The 30-second spot is part of a six-figure ad buy that started airing in Charlotte Friday morning, according to the Democratic Governors Association, which teamed up with the super PAC North Carolina Families First for the ad campaign. The ad focuses on the economic fallout from the law, which the governor signed on March 23.
"Pat McCrory's new discrimination law is putting North Carolina’s economy and jobs at risk," DGA Communications Director Jared Leopold said. "This new ad will help inform North Carolinians about the economic damage caused by Pat McCrory's wrong priorities. Governor McCrory is taking North Carolina backwards and making it harder to bring new businesses and good jobs to North Carolina."
The GOP-controlled North Carolina legislature rushed HB2 through in a special session.

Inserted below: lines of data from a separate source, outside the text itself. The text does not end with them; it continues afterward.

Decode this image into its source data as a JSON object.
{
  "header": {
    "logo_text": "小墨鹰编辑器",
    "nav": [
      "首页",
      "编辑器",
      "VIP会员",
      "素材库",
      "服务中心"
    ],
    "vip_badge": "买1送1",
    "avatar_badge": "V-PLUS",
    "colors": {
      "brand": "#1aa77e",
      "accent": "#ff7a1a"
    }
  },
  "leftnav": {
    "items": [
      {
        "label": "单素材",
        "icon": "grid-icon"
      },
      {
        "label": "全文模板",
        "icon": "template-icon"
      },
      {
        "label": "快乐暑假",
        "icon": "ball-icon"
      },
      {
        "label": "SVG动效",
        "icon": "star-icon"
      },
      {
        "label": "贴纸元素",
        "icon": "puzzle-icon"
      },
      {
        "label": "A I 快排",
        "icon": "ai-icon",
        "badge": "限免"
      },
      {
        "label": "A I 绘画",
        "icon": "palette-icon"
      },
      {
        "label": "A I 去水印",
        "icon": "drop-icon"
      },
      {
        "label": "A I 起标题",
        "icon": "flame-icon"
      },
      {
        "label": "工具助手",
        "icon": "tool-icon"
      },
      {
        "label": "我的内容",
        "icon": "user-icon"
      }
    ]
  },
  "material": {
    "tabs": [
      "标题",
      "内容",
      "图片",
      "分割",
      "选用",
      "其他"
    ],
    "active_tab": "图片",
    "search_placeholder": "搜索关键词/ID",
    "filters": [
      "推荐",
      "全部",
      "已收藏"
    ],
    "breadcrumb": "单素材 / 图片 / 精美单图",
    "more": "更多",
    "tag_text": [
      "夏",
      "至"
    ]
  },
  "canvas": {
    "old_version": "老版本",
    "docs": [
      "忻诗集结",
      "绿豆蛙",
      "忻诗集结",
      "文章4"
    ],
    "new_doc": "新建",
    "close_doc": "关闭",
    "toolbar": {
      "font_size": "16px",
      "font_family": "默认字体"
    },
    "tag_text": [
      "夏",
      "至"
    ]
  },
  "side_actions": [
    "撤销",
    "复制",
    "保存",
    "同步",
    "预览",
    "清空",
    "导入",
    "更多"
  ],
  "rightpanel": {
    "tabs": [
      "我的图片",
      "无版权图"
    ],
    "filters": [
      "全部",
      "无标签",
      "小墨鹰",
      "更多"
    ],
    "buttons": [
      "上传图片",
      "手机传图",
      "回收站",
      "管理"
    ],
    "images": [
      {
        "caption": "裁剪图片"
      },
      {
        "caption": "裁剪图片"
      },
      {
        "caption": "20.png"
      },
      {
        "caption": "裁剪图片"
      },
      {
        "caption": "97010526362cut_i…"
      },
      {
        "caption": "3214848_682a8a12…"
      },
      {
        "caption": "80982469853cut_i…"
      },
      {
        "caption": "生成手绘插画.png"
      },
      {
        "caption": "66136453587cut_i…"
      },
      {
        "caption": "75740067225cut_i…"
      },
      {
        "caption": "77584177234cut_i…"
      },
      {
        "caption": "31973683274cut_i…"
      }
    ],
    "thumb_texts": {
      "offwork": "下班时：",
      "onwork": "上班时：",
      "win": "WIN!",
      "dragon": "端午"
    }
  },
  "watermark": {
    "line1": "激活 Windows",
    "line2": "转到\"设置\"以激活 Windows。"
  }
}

The law bars cities and localities from enacting anti-discrimination policies that protect people on the basis of sexual orientation and gender identity and prevents schools from allowing transgender students to use the restroom that correspondents with their gender identity, rather than the gender assigned to them at birth.
McCrory is up for re-election this year, facing a challenge from state Attorney General Roy Cooper (D). A poll released in the wake of HB2 showed Cooper with his largest lead to date.
"It's no surprise Roy Cooper's Washington, D.C.-backed allies are already resorting to negative attacks aimed at tearing Governor McCrory and the state of North Carolina down, precisely because the governor's job-creation record is so strong with over 275,000 new North Carolina jobs created since he took office," McCrory campaign spokesman Ricky Diaz said Friday. "One thing they forgot to include in the ad is that 11 Democrats also voted to repeal the overreaching ordinance passed by the the far-left on the Charlotte city council."
One of those Democrats, state Rep. Billy Richardson, has said he regrets his vote.
The backlash to HB2 has been fierce. PayPal scrapped plans to expand its business to Charlotte, resulting in a loss of 400 jobs for the city and state. Bruce Springsteen, Pearl Jam, Ringo Starr and others have canceled planned concerts in the state in the wake of the law.
"We've been working very closely with the business community down there and the governor and the legislatures to make it clear that it would be problematic for us to move forward with our All-Star game if there is not a change in the law," NBA Commissioner Adam Silver said Thursday.
McCrory has tried to do damage control in the wake of the blowback, issuing an executive order that he said incorporated the feedback he's received. It expands the state's employment policies to cover sexual orientation and gender identity, but otherwise keeps HB2 and its objectionable provisions in place.
This article has been updated with a response from McCrory's campaign.